This is the Social Science Data Services site which provides/pulls together guidance on finding statistics and data in the social sciences.

Learn quantitative methods

Need to expand your skills in statistical methods and quantitative analysis? Attend the ICPSR Summer Program in Quantitative Methods of Social Research!

Each year, ICPSR provides a comprehensive, integrated program of basic and advanced training in research design, statistics, data analysis, and social science methodology.

Analyze data

Transfer data between programs

Manage data

Understanding research data files

Use data responsibly

Most social science data sets are generated as a result of confidential research on individuals or organizations. Therefore, when conducting research using data sets, it is important to abide by the following principles:

  • Use data for statistical analysis and reporting of aggregated information only, and not for investigation of specific individuals or organizations.
  • Make no use of the identity of any person or establishment discovered inadvertently.
  • Produce no links among datasets that could identify individuals or organizations.
  • Do not redistribute the data to anyone other than current students, faculty,or staff of MIT.
  • Only use the data for non-profit, scholarly research and instructional purposes.
  • Cite the data appropriately in your publications.

Note: individual data files and archives may have their own terms of use; consult the information in the codebook or in the study record.

In addition, if you make use of any confidential data in your research, you should contact COUHES (Committee on the Use of Humans as Experimental Subjects), the MIT office that reviews and approves research involving human subjects. See also our page on the use of restricted data.

Learn statistics

Search in Barton for resources on statistical analysis methods using the following subject headings:

  • Mathematical statistics
  • Social sciences -- Statistics
  • Social sciences -- Statistical methods
  • Social sciences -- research
  • Social sciences -- methodology
  • Statistics
  • or name the specific method about which you want information (e.g. Multivariate analysis)

Consult the following reference books:

Consult the Harvard-MIT Data Center Research Technology Consulting Service for:

  • Data analysis support and programming advice
  • Statistical methodology questions

Match geographic areas

When doing data analysis, many researchers need to know the relationship between different geographic areas (e.g. what counties lie within a particular metropolitan area). Following are some resources of use in matching geographic areas.

Note: when matching geographic areas, it is important to understand:

  • If your data will span any length of time, boundaries can change over time.
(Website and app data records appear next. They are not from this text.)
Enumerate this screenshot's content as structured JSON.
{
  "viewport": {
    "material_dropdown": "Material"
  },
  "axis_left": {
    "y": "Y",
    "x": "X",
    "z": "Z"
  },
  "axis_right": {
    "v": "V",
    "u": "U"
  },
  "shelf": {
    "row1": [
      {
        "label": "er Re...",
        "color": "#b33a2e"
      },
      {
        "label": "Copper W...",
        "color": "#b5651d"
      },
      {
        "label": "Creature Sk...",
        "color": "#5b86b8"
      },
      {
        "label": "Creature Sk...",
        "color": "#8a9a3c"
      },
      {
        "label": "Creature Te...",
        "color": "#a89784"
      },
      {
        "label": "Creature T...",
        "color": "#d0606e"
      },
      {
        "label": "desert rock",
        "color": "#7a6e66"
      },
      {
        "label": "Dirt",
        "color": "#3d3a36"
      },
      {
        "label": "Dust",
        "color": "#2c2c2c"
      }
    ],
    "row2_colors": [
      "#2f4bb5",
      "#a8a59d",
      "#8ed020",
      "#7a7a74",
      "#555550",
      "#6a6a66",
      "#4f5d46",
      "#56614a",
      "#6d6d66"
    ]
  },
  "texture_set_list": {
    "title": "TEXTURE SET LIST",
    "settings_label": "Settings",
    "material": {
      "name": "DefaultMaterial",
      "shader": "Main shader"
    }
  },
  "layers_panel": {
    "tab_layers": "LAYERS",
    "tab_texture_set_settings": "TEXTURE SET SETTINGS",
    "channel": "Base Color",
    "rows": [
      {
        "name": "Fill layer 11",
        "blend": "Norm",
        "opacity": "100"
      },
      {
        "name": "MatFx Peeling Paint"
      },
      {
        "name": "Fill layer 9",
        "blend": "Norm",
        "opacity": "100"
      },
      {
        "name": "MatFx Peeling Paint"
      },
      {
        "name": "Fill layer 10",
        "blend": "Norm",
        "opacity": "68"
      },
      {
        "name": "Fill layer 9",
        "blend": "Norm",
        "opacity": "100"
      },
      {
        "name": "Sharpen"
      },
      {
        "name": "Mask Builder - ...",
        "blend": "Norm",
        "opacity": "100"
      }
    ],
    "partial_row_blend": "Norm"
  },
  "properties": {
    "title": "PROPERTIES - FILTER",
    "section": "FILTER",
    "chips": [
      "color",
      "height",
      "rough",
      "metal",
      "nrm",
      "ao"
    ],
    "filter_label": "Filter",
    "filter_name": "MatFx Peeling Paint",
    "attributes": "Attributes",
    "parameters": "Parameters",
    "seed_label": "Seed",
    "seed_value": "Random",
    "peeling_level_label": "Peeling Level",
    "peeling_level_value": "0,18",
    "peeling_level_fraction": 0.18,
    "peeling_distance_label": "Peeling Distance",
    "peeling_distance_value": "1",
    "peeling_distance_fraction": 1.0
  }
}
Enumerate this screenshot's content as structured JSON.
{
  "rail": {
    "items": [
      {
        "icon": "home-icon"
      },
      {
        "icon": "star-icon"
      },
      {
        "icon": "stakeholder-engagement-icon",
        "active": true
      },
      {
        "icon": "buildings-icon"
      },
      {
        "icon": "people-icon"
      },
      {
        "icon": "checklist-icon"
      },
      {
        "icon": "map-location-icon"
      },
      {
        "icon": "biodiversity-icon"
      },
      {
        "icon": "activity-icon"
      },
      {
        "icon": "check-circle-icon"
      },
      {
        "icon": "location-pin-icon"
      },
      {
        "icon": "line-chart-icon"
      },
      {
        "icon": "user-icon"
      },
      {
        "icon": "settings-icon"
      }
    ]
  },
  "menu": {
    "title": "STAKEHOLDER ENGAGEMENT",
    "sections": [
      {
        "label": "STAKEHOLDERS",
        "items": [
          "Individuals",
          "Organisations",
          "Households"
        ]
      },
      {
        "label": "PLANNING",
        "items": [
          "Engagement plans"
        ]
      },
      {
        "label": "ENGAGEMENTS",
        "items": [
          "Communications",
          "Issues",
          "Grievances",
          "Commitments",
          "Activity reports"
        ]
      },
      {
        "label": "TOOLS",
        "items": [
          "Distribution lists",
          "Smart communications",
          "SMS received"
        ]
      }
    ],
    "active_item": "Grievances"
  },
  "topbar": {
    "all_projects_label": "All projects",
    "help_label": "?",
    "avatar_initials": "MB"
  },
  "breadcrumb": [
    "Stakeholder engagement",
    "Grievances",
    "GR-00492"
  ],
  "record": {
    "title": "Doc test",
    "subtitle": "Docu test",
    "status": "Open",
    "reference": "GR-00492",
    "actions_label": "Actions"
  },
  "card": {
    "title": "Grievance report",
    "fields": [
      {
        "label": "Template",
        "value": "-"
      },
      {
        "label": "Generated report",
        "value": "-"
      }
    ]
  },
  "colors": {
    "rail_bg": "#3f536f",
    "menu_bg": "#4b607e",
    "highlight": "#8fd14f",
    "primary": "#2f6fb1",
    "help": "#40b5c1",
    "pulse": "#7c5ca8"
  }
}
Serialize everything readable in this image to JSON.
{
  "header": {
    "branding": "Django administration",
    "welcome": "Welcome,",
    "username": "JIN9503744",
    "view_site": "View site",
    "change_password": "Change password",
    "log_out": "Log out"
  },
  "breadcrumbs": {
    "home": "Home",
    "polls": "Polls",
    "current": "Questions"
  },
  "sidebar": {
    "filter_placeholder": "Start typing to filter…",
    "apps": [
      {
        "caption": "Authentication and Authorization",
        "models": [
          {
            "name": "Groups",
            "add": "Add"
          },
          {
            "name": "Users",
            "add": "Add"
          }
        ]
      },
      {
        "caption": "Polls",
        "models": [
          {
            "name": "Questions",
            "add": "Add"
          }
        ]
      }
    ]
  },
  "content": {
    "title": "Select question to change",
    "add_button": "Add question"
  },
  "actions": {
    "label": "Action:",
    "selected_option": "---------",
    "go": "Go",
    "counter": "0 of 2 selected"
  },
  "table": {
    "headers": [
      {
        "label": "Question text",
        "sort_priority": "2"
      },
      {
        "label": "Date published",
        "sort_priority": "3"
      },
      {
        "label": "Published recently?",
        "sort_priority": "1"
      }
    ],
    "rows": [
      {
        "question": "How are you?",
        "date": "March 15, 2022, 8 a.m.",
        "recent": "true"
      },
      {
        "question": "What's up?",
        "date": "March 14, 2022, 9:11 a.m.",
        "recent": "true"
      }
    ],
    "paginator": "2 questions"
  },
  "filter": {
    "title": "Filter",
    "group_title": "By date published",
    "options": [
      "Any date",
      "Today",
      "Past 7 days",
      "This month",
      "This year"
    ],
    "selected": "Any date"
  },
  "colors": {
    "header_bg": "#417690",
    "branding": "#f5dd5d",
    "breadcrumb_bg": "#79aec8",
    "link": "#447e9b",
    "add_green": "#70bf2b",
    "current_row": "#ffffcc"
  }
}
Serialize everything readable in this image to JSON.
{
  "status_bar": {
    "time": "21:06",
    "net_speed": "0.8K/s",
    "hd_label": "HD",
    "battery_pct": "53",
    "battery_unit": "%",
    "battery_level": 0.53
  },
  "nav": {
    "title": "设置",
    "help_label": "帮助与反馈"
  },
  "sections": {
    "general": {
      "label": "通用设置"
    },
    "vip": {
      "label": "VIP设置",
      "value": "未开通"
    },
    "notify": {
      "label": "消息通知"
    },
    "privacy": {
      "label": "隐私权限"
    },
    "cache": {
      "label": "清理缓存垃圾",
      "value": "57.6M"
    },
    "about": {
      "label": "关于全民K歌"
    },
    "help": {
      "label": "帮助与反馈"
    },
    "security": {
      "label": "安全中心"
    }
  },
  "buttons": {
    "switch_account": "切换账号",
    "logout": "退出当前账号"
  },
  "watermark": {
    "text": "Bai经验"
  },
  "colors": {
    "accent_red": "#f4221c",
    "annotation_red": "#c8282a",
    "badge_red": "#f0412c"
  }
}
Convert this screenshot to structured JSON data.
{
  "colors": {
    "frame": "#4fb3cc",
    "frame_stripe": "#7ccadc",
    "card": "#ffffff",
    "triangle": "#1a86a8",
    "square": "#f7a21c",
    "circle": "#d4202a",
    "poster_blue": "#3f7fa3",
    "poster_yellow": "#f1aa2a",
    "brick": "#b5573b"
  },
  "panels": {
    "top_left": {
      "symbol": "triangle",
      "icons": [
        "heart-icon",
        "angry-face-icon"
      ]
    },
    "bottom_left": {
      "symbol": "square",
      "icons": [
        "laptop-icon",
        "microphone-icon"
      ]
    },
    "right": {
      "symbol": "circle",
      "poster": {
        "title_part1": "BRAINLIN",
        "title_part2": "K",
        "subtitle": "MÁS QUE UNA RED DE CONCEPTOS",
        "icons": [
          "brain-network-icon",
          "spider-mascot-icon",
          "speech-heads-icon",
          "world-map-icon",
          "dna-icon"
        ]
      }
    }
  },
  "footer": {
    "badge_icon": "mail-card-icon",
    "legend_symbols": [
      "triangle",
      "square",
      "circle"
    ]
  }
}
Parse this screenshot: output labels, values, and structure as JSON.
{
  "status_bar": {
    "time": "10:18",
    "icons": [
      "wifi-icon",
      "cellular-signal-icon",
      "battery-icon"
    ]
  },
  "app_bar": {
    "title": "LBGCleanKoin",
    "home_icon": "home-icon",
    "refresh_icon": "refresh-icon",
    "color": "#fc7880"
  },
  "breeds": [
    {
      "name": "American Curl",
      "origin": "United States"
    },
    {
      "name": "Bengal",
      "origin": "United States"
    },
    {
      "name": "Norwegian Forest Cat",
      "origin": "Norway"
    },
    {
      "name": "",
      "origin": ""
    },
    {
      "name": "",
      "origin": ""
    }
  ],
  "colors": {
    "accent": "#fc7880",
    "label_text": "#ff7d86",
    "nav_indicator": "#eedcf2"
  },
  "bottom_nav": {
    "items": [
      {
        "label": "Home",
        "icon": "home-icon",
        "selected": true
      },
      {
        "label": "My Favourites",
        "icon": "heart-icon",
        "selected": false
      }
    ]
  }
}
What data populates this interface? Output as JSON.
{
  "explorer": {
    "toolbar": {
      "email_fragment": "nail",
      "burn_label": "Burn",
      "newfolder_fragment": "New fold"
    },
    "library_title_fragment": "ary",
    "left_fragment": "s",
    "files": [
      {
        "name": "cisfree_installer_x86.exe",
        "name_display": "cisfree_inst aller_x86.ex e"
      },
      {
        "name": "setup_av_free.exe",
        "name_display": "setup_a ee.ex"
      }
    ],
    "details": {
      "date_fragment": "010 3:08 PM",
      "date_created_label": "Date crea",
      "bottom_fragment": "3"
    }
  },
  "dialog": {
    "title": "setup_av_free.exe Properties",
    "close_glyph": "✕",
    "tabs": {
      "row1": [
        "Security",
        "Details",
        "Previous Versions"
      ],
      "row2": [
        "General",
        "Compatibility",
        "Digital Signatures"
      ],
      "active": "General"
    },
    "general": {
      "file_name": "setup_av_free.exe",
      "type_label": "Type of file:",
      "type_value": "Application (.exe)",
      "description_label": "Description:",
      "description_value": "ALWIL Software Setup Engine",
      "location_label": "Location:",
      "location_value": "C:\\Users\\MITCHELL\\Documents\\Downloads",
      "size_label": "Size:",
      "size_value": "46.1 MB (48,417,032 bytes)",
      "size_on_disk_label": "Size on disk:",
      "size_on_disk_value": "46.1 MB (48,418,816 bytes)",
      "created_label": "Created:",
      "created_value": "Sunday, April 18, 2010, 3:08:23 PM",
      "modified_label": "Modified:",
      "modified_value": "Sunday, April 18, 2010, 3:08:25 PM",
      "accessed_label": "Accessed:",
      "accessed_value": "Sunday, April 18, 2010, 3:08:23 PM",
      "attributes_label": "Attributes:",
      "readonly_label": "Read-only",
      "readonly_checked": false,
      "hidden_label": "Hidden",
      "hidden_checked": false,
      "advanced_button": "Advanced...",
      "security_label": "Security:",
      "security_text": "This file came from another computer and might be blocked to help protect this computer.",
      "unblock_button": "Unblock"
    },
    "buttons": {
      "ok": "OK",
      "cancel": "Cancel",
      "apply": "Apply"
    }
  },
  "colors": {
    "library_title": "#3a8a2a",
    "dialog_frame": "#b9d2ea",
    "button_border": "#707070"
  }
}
Therefore, many of the resources listed will specify that you're matching boundaries based on the boundary definitions of a particular year.
  • Some users need to match Zip Codes to other geographic areas. However, difficulties in defining the land area covered by zip codes led the Census Bureau to designate ZCTAs (ZIP Code Tabulation Areas), generalized area representations of Zip Codes that enable more precise geographic calculation.

For help in matching geographic areas, see MIT GIS Services.

Geospatial Data Librarian & Statistics Specialist

Jennie Murack